The country is being evaluated favorably for its hosting of the Olympics. Both former and current IOC chairmen said the operation is perfect.
Personally, I share the feeling. When I visited the final round of men’s archery group competition on Aug. 11, smiling volunteers stood ready to help spectators. There was one in attendance every 10 meters. To a Korean spectator, they spoke greetings in Korean.
The volunteers also carefully studied the players’ appearances, past records and strong points. Naturally, they answered spectators’ questions easily. And China has 1.7 million such volunteers.
And yet, there was a flaw. It may be belated, but I want to point out problems with the content and format of the opening ceremony.
Let’s take a look at the content of the program. It depicted the core philosophy of Confucius - the spirit of unity between heaven and man - by emphasizing its meaning. However, it was unpleasant to see that the depiction was similar to that of “Curse of the Golden Flower.”
Curse of the Golden Flower is a movie directed by Zhang Yimou, who also directed the opening ceremony for the Olympics. The movie’s themes were the excellence of China’s ancient civilization and the rise of contemporary China.
The themes could have been appropriate for the Chinese people as a patriotic text.
But I wonder whether or not the themes were really appropriate for the guests, players and government officials invited to the opening ceremony from around the world, as well as the viewers around the globe who watched the event on television.
The key principles for a Confucian family when greeting a guest are humility and manners. The Olympic opening program excessively promoted China’s ancient civilization and the power of contemporary China.
It is hard to avoid the criticism that the spirit of the Olympics - engagement, friendship and goodwill - was ignored.
As some experts have already pointed out, China ended up inviting guests from far away and telling them repeatedly about the greatness of China’s history and contemporary culture.
Another flaw is the lies. Chen Qigang, the music director for the opening ceremony, confessed that 7-year-old Yang Peiyi was the child who actually sang “Ode to the Motherland,” while Lin Miaoke, 9, lip-synched during the event.
The reason was appearances. “I took into account the image of the nation,” Chen said.
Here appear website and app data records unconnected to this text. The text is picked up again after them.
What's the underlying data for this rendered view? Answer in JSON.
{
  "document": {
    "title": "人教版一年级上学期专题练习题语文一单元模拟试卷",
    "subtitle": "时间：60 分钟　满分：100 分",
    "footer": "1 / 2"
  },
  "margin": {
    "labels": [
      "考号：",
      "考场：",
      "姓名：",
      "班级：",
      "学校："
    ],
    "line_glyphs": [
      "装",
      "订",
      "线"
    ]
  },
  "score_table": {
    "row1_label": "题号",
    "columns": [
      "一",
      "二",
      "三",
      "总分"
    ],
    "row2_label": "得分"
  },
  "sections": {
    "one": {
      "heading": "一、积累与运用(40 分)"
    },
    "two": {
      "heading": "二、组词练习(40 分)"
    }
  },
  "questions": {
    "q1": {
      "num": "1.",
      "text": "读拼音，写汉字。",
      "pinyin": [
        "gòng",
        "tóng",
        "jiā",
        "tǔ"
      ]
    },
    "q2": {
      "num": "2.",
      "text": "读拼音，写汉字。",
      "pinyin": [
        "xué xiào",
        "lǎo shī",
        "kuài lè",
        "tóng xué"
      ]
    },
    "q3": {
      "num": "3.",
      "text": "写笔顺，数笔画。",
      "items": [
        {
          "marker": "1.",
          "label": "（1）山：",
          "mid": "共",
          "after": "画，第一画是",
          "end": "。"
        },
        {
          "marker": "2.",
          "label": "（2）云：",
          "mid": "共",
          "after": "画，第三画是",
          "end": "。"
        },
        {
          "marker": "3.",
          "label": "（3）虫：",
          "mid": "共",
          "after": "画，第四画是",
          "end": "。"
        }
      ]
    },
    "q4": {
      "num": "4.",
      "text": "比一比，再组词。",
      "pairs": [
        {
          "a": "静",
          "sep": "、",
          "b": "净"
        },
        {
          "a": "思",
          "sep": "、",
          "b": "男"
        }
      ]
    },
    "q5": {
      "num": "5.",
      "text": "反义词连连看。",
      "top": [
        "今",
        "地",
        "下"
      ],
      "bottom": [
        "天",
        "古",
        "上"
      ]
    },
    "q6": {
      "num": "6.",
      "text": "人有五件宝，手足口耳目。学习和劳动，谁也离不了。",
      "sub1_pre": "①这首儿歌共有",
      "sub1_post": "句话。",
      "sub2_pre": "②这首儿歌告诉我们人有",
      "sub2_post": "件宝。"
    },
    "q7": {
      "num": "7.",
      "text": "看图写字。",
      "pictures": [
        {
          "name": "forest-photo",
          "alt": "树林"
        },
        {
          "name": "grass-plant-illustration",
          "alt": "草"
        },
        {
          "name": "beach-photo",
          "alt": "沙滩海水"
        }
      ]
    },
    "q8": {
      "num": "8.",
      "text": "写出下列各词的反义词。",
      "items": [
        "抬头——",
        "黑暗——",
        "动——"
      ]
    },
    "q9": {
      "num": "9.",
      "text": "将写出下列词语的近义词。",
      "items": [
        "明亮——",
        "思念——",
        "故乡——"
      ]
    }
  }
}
What’s shocking is the joint effort to conceal the truth. China Central Television interviewed Lin shortly after the opening ceremony.
CCTV, which was involved in the entire process before the opening event, probably knew that the girl had lip-synched. And yet, the host of the TV show asked Lin how she could be so calm on stage. Lin, without hesitation, also lied in her answer.
The director of the opening ceremony, high government officials and the state-run media even dragged a young girl into their organized deception.
Can everything be justified for the sake of the national interest? Shortly after Chen’s confession, criticism flooded Internet message boards that Zhang Yimou had cheated China and the world.
“The Chinese cheated in the Olympics, so they are capable of cheating in so much more,” one such message read.
The critical postings, however, were quickly deleted.
And there is another flaw. The spectators did not greet the South Korean national team with applause when they entered the opening ceremony because a Korean broadcaster had aired some scenes of the opening ceremony rehearsal before the event actually happened. This made headlines around the world, and Chinese Internet users agreed that they would not clap for the South Korean team. And they didn’t.
Did they not know that the Beijing Olympic Games’ slogan of “One World, One Dream” and its spirit of reconciliation and engagement would disappear when the applause vanished from the stadium?
Zhuangzi, an influential Chinese philosopher, taught that “what seems useless can, in fact, be very useful.” China may think values such as humility, harmony and reconciliation are not useful at this point in its great national leap.
However, China must remember Zhuangzi’s lesson.
The values that have guided it in the past are important in the present as well.
The writer is the Beijing correspondent of the JoongAng Ilbo.
by Jin Se-keun